»»

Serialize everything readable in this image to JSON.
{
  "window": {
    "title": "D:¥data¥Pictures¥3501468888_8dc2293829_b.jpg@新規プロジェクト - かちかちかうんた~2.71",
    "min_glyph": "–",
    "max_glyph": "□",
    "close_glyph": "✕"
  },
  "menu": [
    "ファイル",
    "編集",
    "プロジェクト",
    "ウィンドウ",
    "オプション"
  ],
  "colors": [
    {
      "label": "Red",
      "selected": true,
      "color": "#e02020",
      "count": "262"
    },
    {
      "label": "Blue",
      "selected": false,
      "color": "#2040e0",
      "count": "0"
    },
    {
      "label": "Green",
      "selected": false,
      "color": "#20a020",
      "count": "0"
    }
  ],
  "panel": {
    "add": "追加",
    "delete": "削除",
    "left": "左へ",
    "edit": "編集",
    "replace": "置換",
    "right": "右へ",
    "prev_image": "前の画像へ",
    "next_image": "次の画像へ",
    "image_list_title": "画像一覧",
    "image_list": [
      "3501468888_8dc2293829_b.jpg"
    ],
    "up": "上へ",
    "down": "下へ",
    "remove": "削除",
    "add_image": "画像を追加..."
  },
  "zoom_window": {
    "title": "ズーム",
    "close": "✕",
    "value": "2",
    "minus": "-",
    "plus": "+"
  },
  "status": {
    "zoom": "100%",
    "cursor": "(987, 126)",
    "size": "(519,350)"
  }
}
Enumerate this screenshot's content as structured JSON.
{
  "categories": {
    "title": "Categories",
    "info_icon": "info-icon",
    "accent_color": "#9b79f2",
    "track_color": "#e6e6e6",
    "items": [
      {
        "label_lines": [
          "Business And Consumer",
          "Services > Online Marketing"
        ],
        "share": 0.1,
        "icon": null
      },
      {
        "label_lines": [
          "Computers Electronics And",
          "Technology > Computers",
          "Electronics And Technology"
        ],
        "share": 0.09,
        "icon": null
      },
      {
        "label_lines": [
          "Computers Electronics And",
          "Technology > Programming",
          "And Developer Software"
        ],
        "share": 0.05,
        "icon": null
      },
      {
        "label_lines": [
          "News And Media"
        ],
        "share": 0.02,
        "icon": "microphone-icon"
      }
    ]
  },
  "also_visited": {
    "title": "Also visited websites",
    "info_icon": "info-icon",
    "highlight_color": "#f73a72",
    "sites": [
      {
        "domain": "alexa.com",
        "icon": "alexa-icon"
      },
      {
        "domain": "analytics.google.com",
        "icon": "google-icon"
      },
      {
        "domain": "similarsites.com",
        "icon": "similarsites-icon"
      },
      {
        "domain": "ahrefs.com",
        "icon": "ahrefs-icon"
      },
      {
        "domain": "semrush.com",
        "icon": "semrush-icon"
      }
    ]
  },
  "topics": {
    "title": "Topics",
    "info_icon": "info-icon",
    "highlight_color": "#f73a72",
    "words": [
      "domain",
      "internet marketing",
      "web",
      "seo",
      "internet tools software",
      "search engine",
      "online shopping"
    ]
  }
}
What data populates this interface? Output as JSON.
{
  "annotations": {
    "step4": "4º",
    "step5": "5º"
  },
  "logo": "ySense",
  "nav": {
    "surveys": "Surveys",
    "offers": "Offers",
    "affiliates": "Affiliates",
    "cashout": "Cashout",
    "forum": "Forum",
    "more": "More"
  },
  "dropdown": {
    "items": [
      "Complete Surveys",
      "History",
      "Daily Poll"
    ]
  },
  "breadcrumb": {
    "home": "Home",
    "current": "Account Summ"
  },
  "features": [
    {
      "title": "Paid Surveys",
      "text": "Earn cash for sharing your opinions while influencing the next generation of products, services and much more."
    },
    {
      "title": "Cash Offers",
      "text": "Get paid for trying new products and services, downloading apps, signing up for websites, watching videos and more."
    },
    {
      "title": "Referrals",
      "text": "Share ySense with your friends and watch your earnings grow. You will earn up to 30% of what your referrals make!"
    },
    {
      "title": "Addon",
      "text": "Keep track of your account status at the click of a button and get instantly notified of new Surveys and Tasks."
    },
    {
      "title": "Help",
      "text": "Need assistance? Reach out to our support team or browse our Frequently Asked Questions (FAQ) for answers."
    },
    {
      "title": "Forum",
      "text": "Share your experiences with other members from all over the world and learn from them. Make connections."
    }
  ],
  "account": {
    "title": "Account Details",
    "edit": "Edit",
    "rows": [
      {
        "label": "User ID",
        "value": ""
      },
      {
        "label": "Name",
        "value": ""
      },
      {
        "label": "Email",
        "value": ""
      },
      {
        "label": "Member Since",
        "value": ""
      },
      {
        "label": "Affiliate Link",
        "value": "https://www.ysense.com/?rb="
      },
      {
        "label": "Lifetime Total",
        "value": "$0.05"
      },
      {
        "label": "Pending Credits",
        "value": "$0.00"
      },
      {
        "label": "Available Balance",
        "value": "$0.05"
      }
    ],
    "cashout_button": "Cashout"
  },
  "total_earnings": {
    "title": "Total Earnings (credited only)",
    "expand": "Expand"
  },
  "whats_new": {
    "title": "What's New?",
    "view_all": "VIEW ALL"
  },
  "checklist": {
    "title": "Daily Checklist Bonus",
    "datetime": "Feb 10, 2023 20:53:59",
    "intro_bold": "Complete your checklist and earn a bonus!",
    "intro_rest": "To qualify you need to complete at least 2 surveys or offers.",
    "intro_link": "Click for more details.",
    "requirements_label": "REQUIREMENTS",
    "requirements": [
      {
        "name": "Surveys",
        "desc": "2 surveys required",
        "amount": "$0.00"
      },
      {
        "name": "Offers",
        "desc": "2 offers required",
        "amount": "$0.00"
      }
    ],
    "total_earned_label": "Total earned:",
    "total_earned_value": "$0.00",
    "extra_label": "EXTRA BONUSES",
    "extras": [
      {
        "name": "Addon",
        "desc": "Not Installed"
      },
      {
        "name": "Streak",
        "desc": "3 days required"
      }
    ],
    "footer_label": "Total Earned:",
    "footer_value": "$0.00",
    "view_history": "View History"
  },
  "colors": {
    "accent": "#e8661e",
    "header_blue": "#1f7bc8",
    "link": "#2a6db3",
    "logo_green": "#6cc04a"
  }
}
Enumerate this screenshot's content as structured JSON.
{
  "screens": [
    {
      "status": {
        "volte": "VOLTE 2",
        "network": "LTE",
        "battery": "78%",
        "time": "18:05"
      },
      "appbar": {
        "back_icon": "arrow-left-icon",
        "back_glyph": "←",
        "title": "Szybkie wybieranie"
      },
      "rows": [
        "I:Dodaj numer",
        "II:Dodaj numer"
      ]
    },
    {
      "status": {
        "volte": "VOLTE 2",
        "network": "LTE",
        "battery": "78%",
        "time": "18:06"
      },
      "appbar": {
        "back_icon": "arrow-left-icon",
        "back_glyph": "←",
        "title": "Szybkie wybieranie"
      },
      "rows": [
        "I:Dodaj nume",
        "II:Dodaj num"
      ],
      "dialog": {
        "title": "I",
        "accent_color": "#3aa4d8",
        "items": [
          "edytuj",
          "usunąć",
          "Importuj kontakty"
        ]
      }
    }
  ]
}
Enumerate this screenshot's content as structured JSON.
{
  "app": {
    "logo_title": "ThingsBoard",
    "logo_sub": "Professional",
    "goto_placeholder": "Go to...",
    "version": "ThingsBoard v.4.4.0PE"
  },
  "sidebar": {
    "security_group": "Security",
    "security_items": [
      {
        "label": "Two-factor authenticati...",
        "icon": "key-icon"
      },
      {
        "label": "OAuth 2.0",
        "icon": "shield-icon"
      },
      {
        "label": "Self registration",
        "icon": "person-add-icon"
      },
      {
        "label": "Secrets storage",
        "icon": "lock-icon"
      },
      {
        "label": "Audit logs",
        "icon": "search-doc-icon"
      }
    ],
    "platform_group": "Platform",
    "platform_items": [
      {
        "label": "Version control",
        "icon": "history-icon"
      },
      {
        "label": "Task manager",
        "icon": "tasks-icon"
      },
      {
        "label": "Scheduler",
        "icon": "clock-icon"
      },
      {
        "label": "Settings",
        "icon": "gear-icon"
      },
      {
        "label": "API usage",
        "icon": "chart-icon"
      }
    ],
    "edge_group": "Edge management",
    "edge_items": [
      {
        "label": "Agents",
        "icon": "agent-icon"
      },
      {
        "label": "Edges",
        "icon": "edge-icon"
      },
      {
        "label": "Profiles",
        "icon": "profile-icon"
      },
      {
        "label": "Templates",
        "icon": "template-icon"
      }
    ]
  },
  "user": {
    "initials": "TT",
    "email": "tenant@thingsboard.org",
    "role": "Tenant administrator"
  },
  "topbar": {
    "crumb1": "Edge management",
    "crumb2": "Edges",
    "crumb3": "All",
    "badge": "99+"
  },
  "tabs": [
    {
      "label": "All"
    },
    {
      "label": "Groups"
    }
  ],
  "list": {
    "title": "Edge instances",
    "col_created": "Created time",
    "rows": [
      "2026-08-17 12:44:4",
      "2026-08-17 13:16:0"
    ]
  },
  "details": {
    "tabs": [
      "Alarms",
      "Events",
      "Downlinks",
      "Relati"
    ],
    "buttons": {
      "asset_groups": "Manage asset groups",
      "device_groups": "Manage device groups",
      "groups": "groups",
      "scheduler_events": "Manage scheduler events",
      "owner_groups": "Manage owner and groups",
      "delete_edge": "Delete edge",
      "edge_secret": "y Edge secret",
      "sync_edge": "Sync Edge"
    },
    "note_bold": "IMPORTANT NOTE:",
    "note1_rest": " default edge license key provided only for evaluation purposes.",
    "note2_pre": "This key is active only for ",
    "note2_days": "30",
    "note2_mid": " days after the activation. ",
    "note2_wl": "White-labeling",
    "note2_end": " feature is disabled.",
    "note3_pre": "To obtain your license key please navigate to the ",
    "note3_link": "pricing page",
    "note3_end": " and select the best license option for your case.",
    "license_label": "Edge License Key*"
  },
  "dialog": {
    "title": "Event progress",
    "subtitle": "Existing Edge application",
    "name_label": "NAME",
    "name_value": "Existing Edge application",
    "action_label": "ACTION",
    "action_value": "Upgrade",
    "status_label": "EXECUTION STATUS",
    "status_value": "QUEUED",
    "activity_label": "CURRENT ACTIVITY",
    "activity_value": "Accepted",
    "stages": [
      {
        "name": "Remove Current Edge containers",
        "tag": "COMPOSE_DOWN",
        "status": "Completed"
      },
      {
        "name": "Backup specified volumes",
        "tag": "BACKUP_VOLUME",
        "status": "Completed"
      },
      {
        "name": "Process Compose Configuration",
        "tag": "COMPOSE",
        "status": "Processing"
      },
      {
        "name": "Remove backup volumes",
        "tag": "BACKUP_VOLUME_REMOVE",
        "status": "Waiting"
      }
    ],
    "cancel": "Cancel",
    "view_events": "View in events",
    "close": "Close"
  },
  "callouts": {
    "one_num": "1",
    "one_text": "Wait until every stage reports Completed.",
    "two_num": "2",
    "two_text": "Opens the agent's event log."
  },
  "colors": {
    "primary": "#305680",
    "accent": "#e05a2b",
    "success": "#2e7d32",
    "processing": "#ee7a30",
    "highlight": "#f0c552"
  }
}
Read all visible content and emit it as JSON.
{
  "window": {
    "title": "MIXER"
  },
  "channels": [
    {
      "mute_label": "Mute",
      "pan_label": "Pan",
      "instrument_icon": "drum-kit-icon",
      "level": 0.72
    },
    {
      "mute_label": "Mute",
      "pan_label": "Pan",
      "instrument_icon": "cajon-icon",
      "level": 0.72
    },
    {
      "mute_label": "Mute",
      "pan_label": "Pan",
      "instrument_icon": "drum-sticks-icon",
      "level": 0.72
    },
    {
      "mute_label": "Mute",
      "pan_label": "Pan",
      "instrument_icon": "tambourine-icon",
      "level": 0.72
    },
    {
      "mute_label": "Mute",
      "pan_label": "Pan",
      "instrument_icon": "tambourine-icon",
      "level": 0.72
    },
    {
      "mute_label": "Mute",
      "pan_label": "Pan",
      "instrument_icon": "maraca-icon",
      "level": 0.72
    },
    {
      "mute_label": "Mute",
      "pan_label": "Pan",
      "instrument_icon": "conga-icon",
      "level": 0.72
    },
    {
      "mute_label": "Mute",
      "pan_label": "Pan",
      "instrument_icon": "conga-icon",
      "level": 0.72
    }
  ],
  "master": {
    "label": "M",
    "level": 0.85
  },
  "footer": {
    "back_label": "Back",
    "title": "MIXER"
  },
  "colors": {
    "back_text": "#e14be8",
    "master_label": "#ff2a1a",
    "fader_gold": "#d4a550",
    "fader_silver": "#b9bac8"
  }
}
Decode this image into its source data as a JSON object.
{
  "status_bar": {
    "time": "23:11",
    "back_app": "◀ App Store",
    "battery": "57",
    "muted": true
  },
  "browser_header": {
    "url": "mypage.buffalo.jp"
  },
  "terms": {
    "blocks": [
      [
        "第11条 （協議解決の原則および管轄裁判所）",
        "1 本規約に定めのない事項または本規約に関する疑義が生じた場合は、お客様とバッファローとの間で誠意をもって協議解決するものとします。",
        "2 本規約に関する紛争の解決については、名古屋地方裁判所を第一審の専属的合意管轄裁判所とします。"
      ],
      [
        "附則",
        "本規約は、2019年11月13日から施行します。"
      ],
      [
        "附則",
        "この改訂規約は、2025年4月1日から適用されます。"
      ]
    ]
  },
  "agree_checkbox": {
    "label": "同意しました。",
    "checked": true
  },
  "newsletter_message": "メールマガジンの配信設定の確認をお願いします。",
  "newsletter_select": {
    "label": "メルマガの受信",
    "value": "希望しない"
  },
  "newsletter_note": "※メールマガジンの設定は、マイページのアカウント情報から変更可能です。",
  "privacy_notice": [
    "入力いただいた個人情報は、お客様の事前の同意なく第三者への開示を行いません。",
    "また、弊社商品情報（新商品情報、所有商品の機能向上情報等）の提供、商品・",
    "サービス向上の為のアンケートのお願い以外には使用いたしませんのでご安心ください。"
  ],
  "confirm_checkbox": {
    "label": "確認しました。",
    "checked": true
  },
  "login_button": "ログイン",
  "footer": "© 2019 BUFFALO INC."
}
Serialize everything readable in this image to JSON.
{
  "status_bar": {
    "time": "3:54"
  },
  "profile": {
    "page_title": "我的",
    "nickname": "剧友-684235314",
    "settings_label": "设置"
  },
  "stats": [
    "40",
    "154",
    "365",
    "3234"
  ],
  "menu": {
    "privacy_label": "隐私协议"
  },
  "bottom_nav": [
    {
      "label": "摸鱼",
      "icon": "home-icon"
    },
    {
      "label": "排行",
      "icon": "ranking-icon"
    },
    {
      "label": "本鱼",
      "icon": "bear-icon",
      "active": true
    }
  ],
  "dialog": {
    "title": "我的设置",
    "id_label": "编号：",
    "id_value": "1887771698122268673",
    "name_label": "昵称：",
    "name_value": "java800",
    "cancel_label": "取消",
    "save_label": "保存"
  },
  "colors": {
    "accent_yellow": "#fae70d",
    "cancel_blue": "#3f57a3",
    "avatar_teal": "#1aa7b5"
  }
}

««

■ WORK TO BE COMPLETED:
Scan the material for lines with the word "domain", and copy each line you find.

■ YOUR SOLUTION:
        "domain": "alexa.com",
        "domain": "analytics.google.com",
        "domain": "similarsites.com",
        "domain": "ahrefs.com",
        "domain": "semrush.com",
      "domain",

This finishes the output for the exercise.